• _Exercise objective_:
Each line of the data below that contains "hoạt" must be copied.

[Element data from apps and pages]

• • • • •

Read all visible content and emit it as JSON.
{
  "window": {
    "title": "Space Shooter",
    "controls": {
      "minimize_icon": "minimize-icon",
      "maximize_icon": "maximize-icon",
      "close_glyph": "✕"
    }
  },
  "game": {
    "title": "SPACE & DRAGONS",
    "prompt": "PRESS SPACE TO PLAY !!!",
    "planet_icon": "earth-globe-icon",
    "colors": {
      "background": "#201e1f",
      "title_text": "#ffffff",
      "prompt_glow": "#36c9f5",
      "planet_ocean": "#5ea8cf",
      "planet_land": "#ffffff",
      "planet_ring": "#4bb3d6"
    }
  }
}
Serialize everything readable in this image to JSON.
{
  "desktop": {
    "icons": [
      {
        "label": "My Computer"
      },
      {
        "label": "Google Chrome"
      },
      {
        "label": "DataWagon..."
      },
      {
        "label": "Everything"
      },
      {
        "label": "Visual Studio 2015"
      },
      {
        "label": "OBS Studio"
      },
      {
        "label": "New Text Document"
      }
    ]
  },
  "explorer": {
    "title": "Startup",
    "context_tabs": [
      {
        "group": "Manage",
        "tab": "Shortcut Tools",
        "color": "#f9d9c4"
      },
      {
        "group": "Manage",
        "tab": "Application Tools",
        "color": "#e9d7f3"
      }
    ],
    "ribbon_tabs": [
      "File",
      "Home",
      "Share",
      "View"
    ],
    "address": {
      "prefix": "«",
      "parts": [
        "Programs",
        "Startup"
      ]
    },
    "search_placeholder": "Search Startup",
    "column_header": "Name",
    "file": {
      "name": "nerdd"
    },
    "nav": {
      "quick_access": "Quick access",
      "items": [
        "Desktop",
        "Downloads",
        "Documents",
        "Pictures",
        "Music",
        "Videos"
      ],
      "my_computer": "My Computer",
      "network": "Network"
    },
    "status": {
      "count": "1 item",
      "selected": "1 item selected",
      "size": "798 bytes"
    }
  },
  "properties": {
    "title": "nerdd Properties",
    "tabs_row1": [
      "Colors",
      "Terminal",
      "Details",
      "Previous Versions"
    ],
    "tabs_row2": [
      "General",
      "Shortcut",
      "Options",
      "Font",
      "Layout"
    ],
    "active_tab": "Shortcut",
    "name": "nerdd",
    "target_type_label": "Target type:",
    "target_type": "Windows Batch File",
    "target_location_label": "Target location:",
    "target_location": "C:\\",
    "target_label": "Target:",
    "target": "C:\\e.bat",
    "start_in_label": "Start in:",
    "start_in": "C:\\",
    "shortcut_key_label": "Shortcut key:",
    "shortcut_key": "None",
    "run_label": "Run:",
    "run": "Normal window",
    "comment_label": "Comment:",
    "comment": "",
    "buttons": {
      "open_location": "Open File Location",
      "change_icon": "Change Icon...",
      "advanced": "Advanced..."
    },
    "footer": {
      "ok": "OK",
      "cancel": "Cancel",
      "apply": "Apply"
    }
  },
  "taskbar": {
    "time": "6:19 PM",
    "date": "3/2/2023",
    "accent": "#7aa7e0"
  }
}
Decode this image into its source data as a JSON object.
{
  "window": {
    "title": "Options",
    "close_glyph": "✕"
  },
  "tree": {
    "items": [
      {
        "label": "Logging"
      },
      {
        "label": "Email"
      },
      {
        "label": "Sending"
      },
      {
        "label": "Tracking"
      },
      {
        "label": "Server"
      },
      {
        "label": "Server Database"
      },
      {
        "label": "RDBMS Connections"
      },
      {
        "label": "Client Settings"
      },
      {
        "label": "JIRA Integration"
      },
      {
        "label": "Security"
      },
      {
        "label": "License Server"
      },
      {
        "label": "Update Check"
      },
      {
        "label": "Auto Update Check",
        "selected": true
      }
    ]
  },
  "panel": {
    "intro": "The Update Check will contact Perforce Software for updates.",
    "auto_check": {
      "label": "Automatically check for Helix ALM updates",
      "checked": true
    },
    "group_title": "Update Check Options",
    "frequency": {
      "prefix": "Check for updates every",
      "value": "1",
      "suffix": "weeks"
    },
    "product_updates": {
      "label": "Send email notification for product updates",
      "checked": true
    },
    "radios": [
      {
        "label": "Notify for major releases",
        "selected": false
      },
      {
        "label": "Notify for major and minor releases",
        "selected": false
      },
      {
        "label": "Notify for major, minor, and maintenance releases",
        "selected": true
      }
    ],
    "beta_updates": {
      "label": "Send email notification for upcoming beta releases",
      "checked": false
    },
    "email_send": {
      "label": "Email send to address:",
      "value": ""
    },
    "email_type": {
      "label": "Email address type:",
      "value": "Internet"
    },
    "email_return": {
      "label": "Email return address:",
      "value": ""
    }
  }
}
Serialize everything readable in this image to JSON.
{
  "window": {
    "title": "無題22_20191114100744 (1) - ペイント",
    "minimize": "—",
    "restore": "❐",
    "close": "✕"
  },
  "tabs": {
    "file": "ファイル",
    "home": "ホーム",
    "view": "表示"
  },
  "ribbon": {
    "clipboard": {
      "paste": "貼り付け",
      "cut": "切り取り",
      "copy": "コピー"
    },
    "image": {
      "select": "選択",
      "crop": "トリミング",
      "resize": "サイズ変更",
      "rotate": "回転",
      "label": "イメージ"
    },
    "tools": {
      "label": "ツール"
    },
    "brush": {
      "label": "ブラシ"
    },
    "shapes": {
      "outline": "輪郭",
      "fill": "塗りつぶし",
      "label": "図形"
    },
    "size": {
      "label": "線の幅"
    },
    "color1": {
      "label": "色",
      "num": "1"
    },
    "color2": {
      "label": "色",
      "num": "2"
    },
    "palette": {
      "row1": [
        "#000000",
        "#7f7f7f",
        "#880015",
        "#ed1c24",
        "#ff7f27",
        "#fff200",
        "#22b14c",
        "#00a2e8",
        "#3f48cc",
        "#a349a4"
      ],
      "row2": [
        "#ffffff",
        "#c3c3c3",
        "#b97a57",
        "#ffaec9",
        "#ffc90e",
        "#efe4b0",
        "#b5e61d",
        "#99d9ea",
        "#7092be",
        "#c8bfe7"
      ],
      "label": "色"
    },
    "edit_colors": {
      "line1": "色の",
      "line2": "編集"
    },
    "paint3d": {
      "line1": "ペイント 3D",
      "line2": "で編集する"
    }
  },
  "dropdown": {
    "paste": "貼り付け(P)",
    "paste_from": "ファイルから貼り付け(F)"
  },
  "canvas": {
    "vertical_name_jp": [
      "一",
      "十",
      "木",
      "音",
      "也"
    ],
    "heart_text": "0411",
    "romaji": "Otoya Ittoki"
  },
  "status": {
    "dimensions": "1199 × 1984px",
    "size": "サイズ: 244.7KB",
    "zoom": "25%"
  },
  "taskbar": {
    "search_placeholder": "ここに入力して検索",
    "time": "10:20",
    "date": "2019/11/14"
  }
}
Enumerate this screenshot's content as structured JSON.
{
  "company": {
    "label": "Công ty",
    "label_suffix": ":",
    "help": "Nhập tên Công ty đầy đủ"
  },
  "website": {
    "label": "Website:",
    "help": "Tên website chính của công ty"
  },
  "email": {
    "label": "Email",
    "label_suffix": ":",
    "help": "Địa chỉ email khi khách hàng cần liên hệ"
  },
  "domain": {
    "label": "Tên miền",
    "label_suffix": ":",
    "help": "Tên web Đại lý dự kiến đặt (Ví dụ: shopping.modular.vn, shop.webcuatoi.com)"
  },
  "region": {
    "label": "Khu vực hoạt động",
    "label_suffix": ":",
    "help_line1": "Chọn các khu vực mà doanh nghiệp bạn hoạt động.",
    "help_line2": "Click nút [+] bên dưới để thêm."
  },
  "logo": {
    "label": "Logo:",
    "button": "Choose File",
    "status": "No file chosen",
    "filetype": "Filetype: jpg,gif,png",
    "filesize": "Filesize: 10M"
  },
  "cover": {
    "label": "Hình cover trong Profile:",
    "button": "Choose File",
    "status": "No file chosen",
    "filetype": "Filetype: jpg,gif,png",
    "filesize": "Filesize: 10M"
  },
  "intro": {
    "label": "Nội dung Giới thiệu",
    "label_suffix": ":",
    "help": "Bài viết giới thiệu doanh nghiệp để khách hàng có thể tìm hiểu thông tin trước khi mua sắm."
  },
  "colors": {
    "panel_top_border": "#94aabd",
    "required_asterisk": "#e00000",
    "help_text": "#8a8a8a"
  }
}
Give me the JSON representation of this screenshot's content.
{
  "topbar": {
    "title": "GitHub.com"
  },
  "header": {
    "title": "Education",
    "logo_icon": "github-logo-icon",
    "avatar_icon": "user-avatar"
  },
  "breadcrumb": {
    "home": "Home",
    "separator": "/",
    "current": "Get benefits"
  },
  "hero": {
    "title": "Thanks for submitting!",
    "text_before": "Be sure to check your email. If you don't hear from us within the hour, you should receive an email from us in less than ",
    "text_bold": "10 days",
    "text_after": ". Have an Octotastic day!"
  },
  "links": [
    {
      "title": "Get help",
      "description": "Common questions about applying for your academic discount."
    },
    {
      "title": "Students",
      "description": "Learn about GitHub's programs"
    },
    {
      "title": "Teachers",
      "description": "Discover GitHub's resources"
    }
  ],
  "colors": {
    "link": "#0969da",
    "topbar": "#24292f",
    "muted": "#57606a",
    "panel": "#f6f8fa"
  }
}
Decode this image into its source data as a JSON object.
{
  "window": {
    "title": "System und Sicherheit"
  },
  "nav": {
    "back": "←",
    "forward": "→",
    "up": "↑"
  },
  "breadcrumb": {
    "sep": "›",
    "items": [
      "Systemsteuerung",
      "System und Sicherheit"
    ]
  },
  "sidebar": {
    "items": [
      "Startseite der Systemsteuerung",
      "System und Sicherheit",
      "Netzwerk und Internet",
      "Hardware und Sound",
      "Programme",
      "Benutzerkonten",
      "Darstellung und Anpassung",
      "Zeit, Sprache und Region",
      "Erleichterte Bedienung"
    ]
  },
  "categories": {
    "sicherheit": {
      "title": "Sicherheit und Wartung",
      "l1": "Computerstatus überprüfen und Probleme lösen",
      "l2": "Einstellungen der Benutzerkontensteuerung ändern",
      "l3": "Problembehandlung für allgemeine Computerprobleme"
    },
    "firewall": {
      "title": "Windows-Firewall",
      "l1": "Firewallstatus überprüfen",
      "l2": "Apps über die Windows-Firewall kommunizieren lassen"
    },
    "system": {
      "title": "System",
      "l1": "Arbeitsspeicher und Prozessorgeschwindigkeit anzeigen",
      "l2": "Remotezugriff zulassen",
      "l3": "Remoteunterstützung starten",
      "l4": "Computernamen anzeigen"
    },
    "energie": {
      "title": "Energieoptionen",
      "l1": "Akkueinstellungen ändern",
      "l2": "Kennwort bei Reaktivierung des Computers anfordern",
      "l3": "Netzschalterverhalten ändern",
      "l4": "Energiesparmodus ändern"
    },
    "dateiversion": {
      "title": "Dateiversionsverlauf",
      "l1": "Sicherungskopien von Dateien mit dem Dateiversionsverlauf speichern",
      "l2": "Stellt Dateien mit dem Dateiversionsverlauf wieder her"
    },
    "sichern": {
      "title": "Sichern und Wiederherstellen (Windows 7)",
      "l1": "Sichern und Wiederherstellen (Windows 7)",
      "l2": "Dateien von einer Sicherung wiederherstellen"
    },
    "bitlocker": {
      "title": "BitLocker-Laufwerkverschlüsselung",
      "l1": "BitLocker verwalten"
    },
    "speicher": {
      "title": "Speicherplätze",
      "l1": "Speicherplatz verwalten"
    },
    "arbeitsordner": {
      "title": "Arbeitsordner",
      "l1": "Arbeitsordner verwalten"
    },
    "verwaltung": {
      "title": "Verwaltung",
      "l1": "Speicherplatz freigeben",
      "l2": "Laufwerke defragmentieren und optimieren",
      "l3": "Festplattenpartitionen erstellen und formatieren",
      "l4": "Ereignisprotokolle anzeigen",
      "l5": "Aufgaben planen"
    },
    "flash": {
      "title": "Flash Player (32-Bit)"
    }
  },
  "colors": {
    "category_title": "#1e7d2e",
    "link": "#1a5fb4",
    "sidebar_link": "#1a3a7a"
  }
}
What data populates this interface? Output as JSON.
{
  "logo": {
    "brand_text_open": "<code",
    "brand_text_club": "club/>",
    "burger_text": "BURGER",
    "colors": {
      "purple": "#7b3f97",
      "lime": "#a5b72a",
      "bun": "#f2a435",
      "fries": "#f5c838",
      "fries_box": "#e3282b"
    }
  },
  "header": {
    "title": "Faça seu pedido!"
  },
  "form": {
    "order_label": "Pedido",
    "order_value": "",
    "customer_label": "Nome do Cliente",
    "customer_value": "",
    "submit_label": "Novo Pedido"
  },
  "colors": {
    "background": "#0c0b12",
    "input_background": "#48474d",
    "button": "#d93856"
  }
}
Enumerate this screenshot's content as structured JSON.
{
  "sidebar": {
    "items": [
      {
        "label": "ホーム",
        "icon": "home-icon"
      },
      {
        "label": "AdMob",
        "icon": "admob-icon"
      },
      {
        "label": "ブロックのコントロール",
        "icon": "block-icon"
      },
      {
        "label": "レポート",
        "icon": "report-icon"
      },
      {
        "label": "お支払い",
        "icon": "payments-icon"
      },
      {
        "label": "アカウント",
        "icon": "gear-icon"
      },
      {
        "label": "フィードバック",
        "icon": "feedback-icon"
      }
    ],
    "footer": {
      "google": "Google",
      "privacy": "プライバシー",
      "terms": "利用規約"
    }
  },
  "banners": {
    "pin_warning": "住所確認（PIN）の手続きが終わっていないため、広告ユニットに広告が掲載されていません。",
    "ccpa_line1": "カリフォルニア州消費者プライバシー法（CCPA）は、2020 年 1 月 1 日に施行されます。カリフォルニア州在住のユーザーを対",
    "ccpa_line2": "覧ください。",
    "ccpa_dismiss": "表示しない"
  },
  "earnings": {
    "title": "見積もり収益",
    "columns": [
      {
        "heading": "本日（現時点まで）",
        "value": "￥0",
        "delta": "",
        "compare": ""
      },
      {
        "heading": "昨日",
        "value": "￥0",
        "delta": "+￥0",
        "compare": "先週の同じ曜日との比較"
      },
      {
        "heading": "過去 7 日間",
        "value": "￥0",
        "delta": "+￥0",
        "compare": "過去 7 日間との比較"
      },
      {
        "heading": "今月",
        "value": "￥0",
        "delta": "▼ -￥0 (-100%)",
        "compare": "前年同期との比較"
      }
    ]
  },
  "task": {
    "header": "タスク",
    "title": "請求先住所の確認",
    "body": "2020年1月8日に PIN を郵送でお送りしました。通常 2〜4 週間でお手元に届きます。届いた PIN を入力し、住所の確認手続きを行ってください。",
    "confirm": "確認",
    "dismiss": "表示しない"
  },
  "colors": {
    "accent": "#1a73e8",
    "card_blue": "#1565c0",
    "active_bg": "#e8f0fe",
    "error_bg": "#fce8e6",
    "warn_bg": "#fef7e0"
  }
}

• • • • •

• _Your response_:
    "label": "Khu vực hoạt động",
    "help_line1": "Chọn các khu vực mà doanh nghiệp bạn hoạt động.",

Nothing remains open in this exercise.